Living Out Loud
Living Out Loud is a 1998 comedy-drama film written and directed by Richard LaGravenese and set in New York City, starring Holly Hunter, Danny DeVito, Queen Latifah, Martin Donovan, and Elias Koteas.
|Living Out Loud|
|Directed by||Richard LaGravenese|
|Produced by||Danny DeVito|
|Written by||Richard LaGravenese|
|Music by||George Fenton|
|Edited by||Jon Gregory|
|Distributed by||New Line Cinema|
This article needs an improved plot summary. (September 2018)
Judith Moore had what she thought was a perfect marriage, with both she and her husband studying to be doctors. But after she puts her studies on hold to find a job and support them, many years pass until suddenly he leaves Judith to be with another doctor. Depressed, she holes up in her apartment, where the middle-aged Pat Francato serves as a building superintendent and elevator operator. He is as lonely as she is, beset with gambling problems, and Judith and Pat make a connection. Yet what he wishes to pursue as a romantic relationship, Judith sees only as a friendship. Her friend Liz Bailey, who sings at a nightclub, makes attempts to improve Judith's love life as well as her own.
Living Out Loud received mixed reviews from critics. On Rotten Tomatoes the film has an approval rating of 59% rating based on 34 reviews. On Metacritic the film has a weighted average score of 64% based on reviews from 24 critics. Audiences surveyed by CinemaScore gave the film a grade "B-" on scale of A to F.
Roger Ebert of the Chicago Sun-Times gave the film three and a half stars and wrote that he enjoyed that the movie provided "the comfort of these lives flowing briefly in the same stream. The sense that the unexpected was free to enter the story, and would not be shouldered aside by the demands of conventional plotting." Ebert gave particular praise to writer and director Richard LaGravenese, who he wrote is "more interested in characters and dialogue than in shaping everything into a conventional story. He aims for the kind of bittersweet open ends that life itself so often supplies; he doesn't hammer his square pegs into round holes." Mark Caro of the Chicago Tribune also gave the film a positive review, but noted that the "story also has a tendency to wander, which enhances the slice-of-life feel but at the expense of the movie feeling fully formed." The New York Times critic Janet Maslin was less favorable, writing that LaGravenese "has borrowed from Chekhov the soul-baring introspection that can be so ineffable on the page or stage yet becomes so damply sensitive and dramatically vague on the screen" and, in describing some of the "wild flights of fancy springing from Judith's imagination," observed that "free-spirited as the film hopes to be, it can't easily reconcile such flamboyant departures with an otherwise static pace." Maslin credited Latifah as the film's "one big saving grace," and also offered praise for DeVito for "turning Pat into a three-dimensional figure and singing They Can't Take That Away from Me with brio on the nightclub's amateur night."

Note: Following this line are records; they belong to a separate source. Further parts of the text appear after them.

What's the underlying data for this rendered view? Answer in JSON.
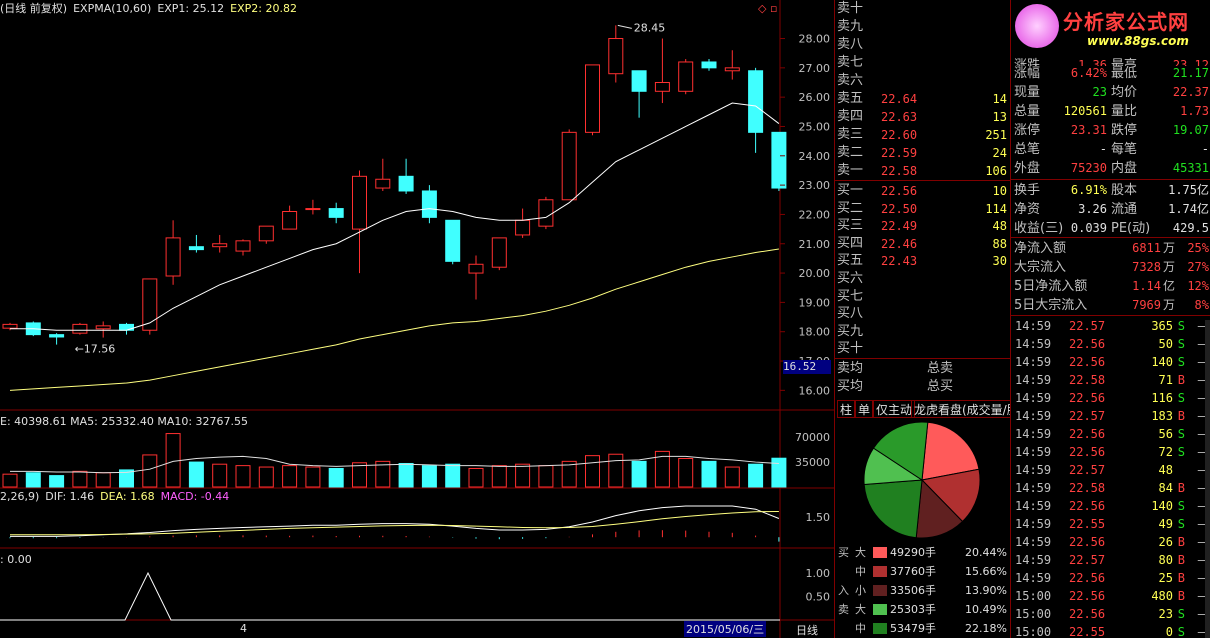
{
  "header": {
    "title_prefix": "(日线 前复权)",
    "ema_label": "EXPMA(10,60)",
    "exp1_label": "EXP1: 25.12",
    "exp2_label": "EXP2: 20.82",
    "volume_line": "E: 40398.61  MA5: 25332.40  MA10: 32767.55",
    "macd_prefix": "2,26,9)",
    "macd_dif": "DIF: 1.46",
    "macd_dea": "DEA: 1.68",
    "macd_val": "MACD: -0.44",
    "bottom_indicator": ": 0.00",
    "bottom_left_axis": "4",
    "bottom_date": "2015/05/06/三",
    "period_label": "日线"
  },
  "price_axis": {
    "ticks": [
      "28.00",
      "27.00",
      "26.00",
      "25.00",
      "24.00",
      "23.00",
      "22.00",
      "21.00",
      "20.00",
      "19.00",
      "18.00",
      "17.00",
      "16.00"
    ],
    "current_price_tag": "16.52",
    "high_annotation": "28.45",
    "low_annotation": "17.56"
  },
  "volume_axis": {
    "ticks": [
      "70000",
      "35000"
    ]
  },
  "macd_axis": {
    "ticks": [
      "1.50"
    ]
  },
  "bottom_axis": {
    "ticks": [
      "1.00",
      "0.50"
    ]
  },
  "colors": {
    "up": "#ff3030",
    "down": "#40ffff",
    "ema_short": "#ffffff",
    "ema_long": "#ffff80",
    "grid": "#800000"
  },
  "chart_data": {
    "type": "candlestick",
    "ylim": [
      15.5,
      28.7
    ],
    "candles": [
      {
        "o": 18.12,
        "h": 18.3,
        "c": 18.25,
        "l": 18.05
      },
      {
        "o": 18.3,
        "h": 18.35,
        "c": 17.9,
        "l": 17.85
      },
      {
        "o": 17.9,
        "h": 17.95,
        "c": 17.82,
        "l": 17.56
      },
      {
        "o": 17.95,
        "h": 18.3,
        "c": 18.25,
        "l": 17.9
      },
      {
        "o": 18.1,
        "h": 18.35,
        "c": 18.2,
        "l": 17.8
      },
      {
        "o": 18.25,
        "h": 18.3,
        "c": 18.05,
        "l": 17.9
      },
      {
        "o": 18.05,
        "h": 19.7,
        "c": 19.8,
        "l": 17.9
      },
      {
        "o": 19.9,
        "h": 21.8,
        "c": 21.2,
        "l": 19.6
      },
      {
        "o": 20.9,
        "h": 21.3,
        "c": 20.8,
        "l": 20.7
      },
      {
        "o": 20.9,
        "h": 21.3,
        "c": 21.0,
        "l": 20.7
      },
      {
        "o": 20.75,
        "h": 21.15,
        "c": 21.1,
        "l": 20.6
      },
      {
        "o": 21.1,
        "h": 21.6,
        "c": 21.6,
        "l": 21.0
      },
      {
        "o": 21.5,
        "h": 22.3,
        "c": 22.1,
        "l": 21.5
      },
      {
        "o": 22.2,
        "h": 22.5,
        "c": 22.2,
        "l": 22.0
      },
      {
        "o": 22.2,
        "h": 22.4,
        "c": 21.9,
        "l": 21.7
      },
      {
        "o": 21.5,
        "h": 23.5,
        "c": 23.3,
        "l": 20.0
      },
      {
        "o": 22.9,
        "h": 23.9,
        "c": 23.2,
        "l": 22.8
      },
      {
        "o": 23.3,
        "h": 23.9,
        "c": 22.8,
        "l": 22.7
      },
      {
        "o": 22.8,
        "h": 23.0,
        "c": 21.9,
        "l": 21.7
      },
      {
        "o": 21.8,
        "h": 21.8,
        "c": 20.4,
        "l": 20.3
      },
      {
        "o": 20.0,
        "h": 20.6,
        "c": 20.3,
        "l": 19.1
      },
      {
        "o": 20.2,
        "h": 21.2,
        "c": 21.2,
        "l": 20.1
      },
      {
        "o": 21.3,
        "h": 22.2,
        "c": 21.8,
        "l": 21.2
      },
      {
        "o": 21.6,
        "h": 22.6,
        "c": 22.5,
        "l": 21.5
      },
      {
        "o": 22.5,
        "h": 24.9,
        "c": 24.8,
        "l": 22.5
      },
      {
        "o": 24.8,
        "h": 27.1,
        "c": 27.1,
        "l": 24.7
      },
      {
        "o": 26.8,
        "h": 28.45,
        "c": 28.0,
        "l": 26.5
      },
      {
        "o": 26.9,
        "h": 26.9,
        "c": 26.2,
        "l": 25.3
      },
      {
        "o": 26.2,
        "h": 28.0,
        "c": 26.5,
        "l": 25.8
      },
      {
        "o": 26.2,
        "h": 27.3,
        "c": 27.2,
        "l": 26.1
      },
      {
        "o": 27.2,
        "h": 27.3,
        "c": 27.0,
        "l": 26.9
      },
      {
        "o": 26.9,
        "h": 27.6,
        "c": 27.0,
        "l": 26.6
      },
      {
        "o": 26.9,
        "h": 27.0,
        "c": 24.8,
        "l": 24.1
      },
      {
        "o": 24.8,
        "h": 24.8,
        "c": 22.9,
        "l": 22.8
      }
    ],
    "ema_short": [
      18.1,
      18.1,
      18.05,
      18.05,
      18.05,
      18.05,
      18.3,
      18.8,
      19.2,
      19.6,
      19.9,
      20.2,
      20.5,
      20.8,
      21.0,
      21.4,
      21.8,
      22.1,
      22.2,
      22.1,
      21.9,
      21.8,
      21.8,
      21.9,
      22.4,
      23.1,
      23.8,
      24.2,
      24.6,
      25.0,
      25.4,
      25.8,
      25.7,
      25.1
    ],
    "ema_long": [
      16.0,
      16.05,
      16.1,
      16.15,
      16.2,
      16.25,
      16.35,
      16.5,
      16.65,
      16.8,
      16.95,
      17.1,
      17.25,
      17.4,
      17.55,
      17.75,
      17.9,
      18.05,
      18.2,
      18.3,
      18.35,
      18.45,
      18.55,
      18.7,
      18.9,
      19.15,
      19.45,
      19.7,
      19.95,
      20.2,
      20.4,
      20.55,
      20.7,
      20.82
    ],
    "volumes": [
      18000,
      20000,
      16000,
      22000,
      20000,
      24000,
      45000,
      75000,
      35000,
      32000,
      30000,
      28000,
      30000,
      28000,
      26000,
      34000,
      36000,
      33000,
      30000,
      32000,
      26000,
      30000,
      32000,
      30000,
      36000,
      44000,
      46000,
      36000,
      50000,
      40000,
      36000,
      28000,
      32000,
      40398
    ],
    "vol_ma5": [
      22000,
      22000,
      21000,
      21000,
      20000,
      20500,
      25000,
      36000,
      40000,
      42000,
      43000,
      40000,
      32000,
      30000,
      29000,
      30000,
      31000,
      32000,
      31000,
      30000,
      30000,
      29000,
      29000,
      30000,
      31000,
      34000,
      37000,
      38000,
      43000,
      43000,
      40000,
      38000,
      35000,
      33000
    ],
    "macd_dif": [
      0.9,
      0.9,
      0.9,
      0.92,
      0.95,
      0.98,
      1.02,
      1.08,
      1.12,
      1.15,
      1.18,
      1.2,
      1.22,
      1.25,
      1.25,
      1.28,
      1.3,
      1.3,
      1.28,
      1.22,
      1.15,
      1.1,
      1.1,
      1.12,
      1.2,
      1.35,
      1.55,
      1.7,
      1.8,
      1.85,
      1.85,
      1.85,
      1.75,
      1.46
    ],
    "macd_dea": [
      0.95,
      0.95,
      0.95,
      0.95,
      0.96,
      0.97,
      0.98,
      1.0,
      1.03,
      1.06,
      1.09,
      1.12,
      1.15,
      1.17,
      1.19,
      1.21,
      1.23,
      1.24,
      1.25,
      1.24,
      1.22,
      1.2,
      1.18,
      1.17,
      1.18,
      1.21,
      1.28,
      1.36,
      1.45,
      1.52,
      1.58,
      1.63,
      1.67,
      1.68
    ]
  },
  "order_book": {
    "sell": [
      {
        "label": "卖十",
        "price": "",
        "vol": ""
      },
      {
        "label": "卖九",
        "price": "",
        "vol": ""
      },
      {
        "label": "卖八",
        "price": "",
        "vol": ""
      },
      {
        "label": "卖七",
        "price": "",
        "vol": ""
      },
      {
        "label": "卖六",
        "price": "",
        "vol": ""
      },
      {
        "label": "卖五",
        "price": "22.64",
        "vol": "14"
      },
      {
        "label": "卖四",
        "price": "22.63",
        "vol": "13"
      },
      {
        "label": "卖三",
        "price": "22.60",
        "vol": "251"
      },
      {
        "label": "卖二",
        "price": "22.59",
        "vol": "24"
      },
      {
        "label": "卖一",
        "price": "22.58",
        "vol": "106"
      }
    ],
    "buy": [
      {
        "label": "买一",
        "price": "22.56",
        "vol": "10"
      },
      {
        "label": "买二",
        "price": "22.50",
        "vol": "114"
      },
      {
        "label": "买三",
        "price": "22.49",
        "vol": "48"
      },
      {
        "label": "买四",
        "price": "22.46",
        "vol": "88"
      },
      {
        "label": "买五",
        "price": "22.43",
        "vol": "30"
      },
      {
        "label": "买六",
        "price": "",
        "vol": ""
      },
      {
        "label": "买七",
        "price": "",
        "vol": ""
      },
      {
        "label": "买八",
        "price": "",
        "vol": ""
      },
      {
        "label": "买九",
        "price": "",
        "vol": ""
      },
      {
        "label": "买十",
        "price": "",
        "vol": ""
      }
    ],
    "avg_sell_label": "卖均",
    "avg_buy_label": "买均",
    "total_sell_label": "总卖",
    "total_buy_label": "总买"
  },
  "tabs": [
    "柱",
    "单",
    "仅主动",
    "龙虎看盘(成交量/股"
  ],
  "capital": {
    "pie": [
      {
        "share": 20.44,
        "color": "#ff5a5a"
      },
      {
        "share": 15.66,
        "color": "#b03030"
      },
      {
        "share": 13.9,
        "color": "#602020"
      },
      {
        "share": 22.18,
        "color": "#208020"
      },
      {
        "share": 10.49,
        "color": "#50c050"
      },
      {
        "share": 17.33,
        "color": "#2a9a2a"
      }
    ],
    "rows": [
      {
        "side": "买",
        "size": "大",
        "color": "#ff5a5a",
        "vol": "49290手",
        "pct": "20.44%"
      },
      {
        "side": "",
        "size": "中",
        "color": "#b03030",
        "vol": "37760手",
        "pct": "15.66%"
      },
      {
        "side": "入",
        "size": "小",
        "color": "#602020",
        "vol": "33506手",
        "pct": "13.90%"
      },
      {
        "side": "卖",
        "size": "大",
        "color": "#50c050",
        "vol": "25303手",
        "pct": "10.49%"
      },
      {
        "side": "",
        "size": "中",
        "color": "#208020",
        "vol": "53479手",
        "pct": "22.18%"
      }
    ]
  },
  "logo": {
    "text": "分析家公式网",
    "url": "www.88gs.com"
  },
  "stats": {
    "top_partial": {
      "l1": "涨跌",
      "v1": "1.36",
      "l2": "最高",
      "v2": "23.12"
    },
    "rows": [
      {
        "l1": "涨幅",
        "v1": "6.42%",
        "c1": "red",
        "l2": "最低",
        "v2": "21.17",
        "c2": "green"
      },
      {
        "l1": "现量",
        "v1": "23",
        "c1": "green",
        "l2": "均价",
        "v2": "22.37",
        "c2": "red"
      },
      {
        "l1": "总量",
        "v1": "120561",
        "c1": "yellow",
        "l2": "量比",
        "v2": "1.73",
        "c2": "red"
      },
      {
        "l1": "涨停",
        "v1": "23.31",
        "c1": "red",
        "l2": "跌停",
        "v2": "19.07",
        "c2": "green"
      },
      {
        "l1": "总笔",
        "v1": "-",
        "c1": "white",
        "l2": "每笔",
        "v2": "-",
        "c2": "white"
      },
      {
        "l1": "外盘",
        "v1": "75230",
        "c1": "red",
        "l2": "内盘",
        "v2": "45331",
        "c2": "green"
      }
    ],
    "rows2": [
      {
        "l1": "换手",
        "v1": "6.91%",
        "c1": "yellow",
        "l2": "股本",
        "v2": "1.75亿",
        "c2": "white"
      },
      {
        "l1": "净资",
        "v1": "3.26",
        "c1": "white",
        "l2": "流通",
        "v2": "1.74亿",
        "c2": "white"
      },
      {
        "l1": "收益(三)",
        "v1": "0.039",
        "c1": "white",
        "l2": "PE(动)",
        "v2": "429.5",
        "c2": "white"
      }
    ],
    "flows": [
      {
        "label": "净流入额",
        "value": "6811",
        "unit": "万",
        "pct": "25%"
      },
      {
        "label": "大宗流入",
        "value": "7328",
        "unit": "万",
        "pct": "27%"
      },
      {
        "label": "5日净流入额",
        "value": "1.14",
        "unit": "亿",
        "pct": "12%"
      },
      {
        "label": "5日大宗流入",
        "value": "7969",
        "unit": "万",
        "pct": "8%"
      }
    ]
  },
  "ticks": [
    {
      "time": "14:59",
      "price": "22.57",
      "vol": "365",
      "dir": "S"
    },
    {
      "time": "14:59",
      "price": "22.56",
      "vol": "50",
      "dir": "S"
    },
    {
      "time": "14:59",
      "price": "22.56",
      "vol": "140",
      "dir": "S"
    },
    {
      "time": "14:59",
      "price": "22.58",
      "vol": "71",
      "dir": "B"
    },
    {
      "time": "14:59",
      "price": "22.56",
      "vol": "116",
      "dir": "S"
    },
    {
      "time": "14:59",
      "price": "22.57",
      "vol": "183",
      "dir": "B"
    },
    {
      "time": "14:59",
      "price": "22.56",
      "vol": "56",
      "dir": "S"
    },
    {
      "time": "14:59",
      "price": "22.56",
      "vol": "72",
      "dir": "S"
    },
    {
      "time": "14:59",
      "price": "22.57",
      "vol": "48",
      "dir": ""
    },
    {
      "time": "14:59",
      "price": "22.58",
      "vol": "84",
      "dir": "B"
    },
    {
      "time": "14:59",
      "price": "22.56",
      "vol": "140",
      "dir": "S"
    },
    {
      "time": "14:59",
      "price": "22.55",
      "vol": "49",
      "dir": "S"
    },
    {
      "time": "14:59",
      "price": "22.56",
      "vol": "26",
      "dir": "B"
    },
    {
      "time": "14:59",
      "price": "22.57",
      "vol": "80",
      "dir": "B"
    },
    {
      "time": "14:59",
      "price": "22.56",
      "vol": "25",
      "dir": "B"
    },
    {
      "time": "15:00",
      "price": "22.56",
      "vol": "480",
      "dir": "B"
    },
    {
      "time": "15:00",
      "price": "22.56",
      "vol": "23",
      "dir": "S"
    },
    {
      "time": "15:00",
      "price": "22.55",
      "vol": "0",
      "dir": "S"
    }
  ]
}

- Maslin, Janet (October 30, 1998). "Living Out Loud (1998) FILM REVIEW; Yada Yada as a Way Of Getting Another Life". The New York Times.
- "Living Out Loud (1998)". Rotten Tomatoes.
- "Living Out Loud". Metacritic.
- "Cinemascore". CinemaScore. Archived from the original on 2018-12-20.
- Ebert, Roger (November 6, 1998). "Living Out Loud Movie Review & Film Summary (1998)". www.rogerebert.com.